*** Opening Material to process ***
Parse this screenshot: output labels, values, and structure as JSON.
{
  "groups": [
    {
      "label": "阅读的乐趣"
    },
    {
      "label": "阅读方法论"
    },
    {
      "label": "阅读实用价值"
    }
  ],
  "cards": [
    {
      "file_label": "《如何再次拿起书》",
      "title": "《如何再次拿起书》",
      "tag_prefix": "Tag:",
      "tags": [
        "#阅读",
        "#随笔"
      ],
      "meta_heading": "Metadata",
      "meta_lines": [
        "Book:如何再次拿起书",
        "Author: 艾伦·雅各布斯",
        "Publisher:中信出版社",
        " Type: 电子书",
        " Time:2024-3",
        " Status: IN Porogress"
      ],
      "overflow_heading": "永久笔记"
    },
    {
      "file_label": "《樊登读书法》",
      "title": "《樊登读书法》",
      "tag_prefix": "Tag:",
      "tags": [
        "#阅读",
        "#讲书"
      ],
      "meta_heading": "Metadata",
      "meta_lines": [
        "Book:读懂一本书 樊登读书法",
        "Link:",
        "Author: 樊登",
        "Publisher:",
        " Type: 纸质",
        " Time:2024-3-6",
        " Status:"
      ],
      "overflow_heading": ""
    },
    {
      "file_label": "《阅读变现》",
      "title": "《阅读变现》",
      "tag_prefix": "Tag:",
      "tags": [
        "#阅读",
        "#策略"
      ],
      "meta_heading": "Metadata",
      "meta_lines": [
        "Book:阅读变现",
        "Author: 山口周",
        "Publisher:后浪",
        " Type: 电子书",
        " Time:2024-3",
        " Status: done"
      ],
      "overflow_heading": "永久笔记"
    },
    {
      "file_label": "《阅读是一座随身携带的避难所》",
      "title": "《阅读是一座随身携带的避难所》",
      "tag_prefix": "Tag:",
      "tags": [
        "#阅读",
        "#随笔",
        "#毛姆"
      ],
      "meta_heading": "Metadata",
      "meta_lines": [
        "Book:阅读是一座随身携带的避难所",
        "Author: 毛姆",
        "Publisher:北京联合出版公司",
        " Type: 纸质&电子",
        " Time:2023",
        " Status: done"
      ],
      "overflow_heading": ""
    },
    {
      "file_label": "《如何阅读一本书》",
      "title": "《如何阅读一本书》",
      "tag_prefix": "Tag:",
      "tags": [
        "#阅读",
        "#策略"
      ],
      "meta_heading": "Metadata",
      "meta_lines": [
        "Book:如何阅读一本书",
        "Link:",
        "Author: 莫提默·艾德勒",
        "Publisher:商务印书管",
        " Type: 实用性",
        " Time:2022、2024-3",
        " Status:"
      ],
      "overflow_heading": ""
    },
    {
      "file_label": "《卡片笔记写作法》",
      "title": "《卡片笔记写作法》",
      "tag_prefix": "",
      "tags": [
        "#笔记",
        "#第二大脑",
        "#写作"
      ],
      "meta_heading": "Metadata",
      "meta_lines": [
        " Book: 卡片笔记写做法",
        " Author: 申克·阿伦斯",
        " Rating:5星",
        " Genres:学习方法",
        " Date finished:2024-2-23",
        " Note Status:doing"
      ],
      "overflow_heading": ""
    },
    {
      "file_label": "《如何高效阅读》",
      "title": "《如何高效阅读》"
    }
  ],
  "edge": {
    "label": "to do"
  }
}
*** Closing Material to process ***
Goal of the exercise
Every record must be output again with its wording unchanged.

Exercise answer
Parse this screenshot: output labels, values, and structure as JSON.
{
  "groups": [
    {
      "label": "阅读的乐趣"
    },
    {
      "label": "阅读方法论"
    },
    {
      "label": "阅读实用价值"
    }
  ],
  "cards": [
    {
      "file_label": "《如何再次拿起书》",
      "title": "《如何再次拿起书》",
      "tag_prefix": "Tag:",
      "tags": [
        "#阅读",
        "#随笔"
      ],
      "meta_heading": "Metadata",
      "meta_lines": [
        "Book:如何再次拿起书",
        "Author: 艾伦·雅各布斯",
        "Publisher:中信出版社",
        " Type: 电子书",
        " Time:2024-3",
        " Status: IN Porogress"
      ],
      "overflow_heading": "永久笔记"
    },
    {
      "file_label": "《樊登读书法》",
      "title": "《樊登读书法》",
      "tag_prefix": "Tag:",
      "tags": [
        "#阅读",
        "#讲书"
      ],
      "meta_heading": "Metadata",
      "meta_lines": [
        "Book:读懂一本书 樊登读书法",
        "Link:",
        "Author: 樊登",
        "Publisher:",
        " Type: 纸质",
        " Time:2024-3-6",
        " Status:"
      ],
      "overflow_heading": ""
    },
    {
      "file_label": "《阅读变现》",
      "title": "《阅读变现》",
      "tag_prefix": "Tag:",
      "tags": [
        "#阅读",
        "#策略"
      ],
      "meta_heading": "Metadata",
      "meta_lines": [
        "Book:阅读变现",
        "Author: 山口周",
        "Publisher:后浪",
        " Type: 电子书",
        " Time:2024-3",
        " Status: done"
      ],
      "overflow_heading": "永久笔记"
    },
    {
      "file_label": "《阅读是一座随身携带的避难所》",
      "title": "《阅读是一座随身携带的避难所》",
      "tag_prefix": "Tag:",
      "tags": [
        "#阅读",
        "#随笔",
        "#毛姆"
      ],
      "meta_heading": "Metadata",
      "meta_lines": [
        "Book:阅读是一座随身携带的避难所",
        "Author: 毛姆",
        "Publisher:北京联合出版公司",
        " Type: 纸质&电子",
        " Time:2023",
        " Status: done"
      ],
      "overflow_heading": ""
    },
    {
      "file_label": "《如何阅读一本书》",
      "title": "《如何阅读一本书》",
      "tag_prefix": "Tag:",
      "tags": [
        "#阅读",
        "#策略"
      ],
      "meta_heading": "Metadata",
      "meta_lines": [
        "Book:如何阅读一本书",
        "Link:",
        "Author: 莫提默·艾德勒",
        "Publisher:商务印书管",
        " Type: 实用性",
        " Time:2022、2024-3",
        " Status:"
      ],
      "overflow_heading": ""
    },
    {
      "file_label": "《卡片笔记写作法》",
      "title": "《卡片笔记写作法》",
      "tag_prefix": "",
      "tags": [
        "#笔记",
        "#第二大脑",
        "#写作"
      ],
      "meta_heading": "Metadata",
      "meta_lines": [
        " Book: 卡片笔记写做法",
        " Author: 申克·阿伦斯",
        " Rating:5星",
        " Genres:学习方法",
        " Date finished:2024-2-23",
        " Note Status:doing"
      ],
      "overflow_heading": ""
    },
    {
      "file_label": "《如何高效阅读》",
      "title": "《如何高效阅读》"
    }
  ],
  "edge": {
    "label": "to do"
  }
}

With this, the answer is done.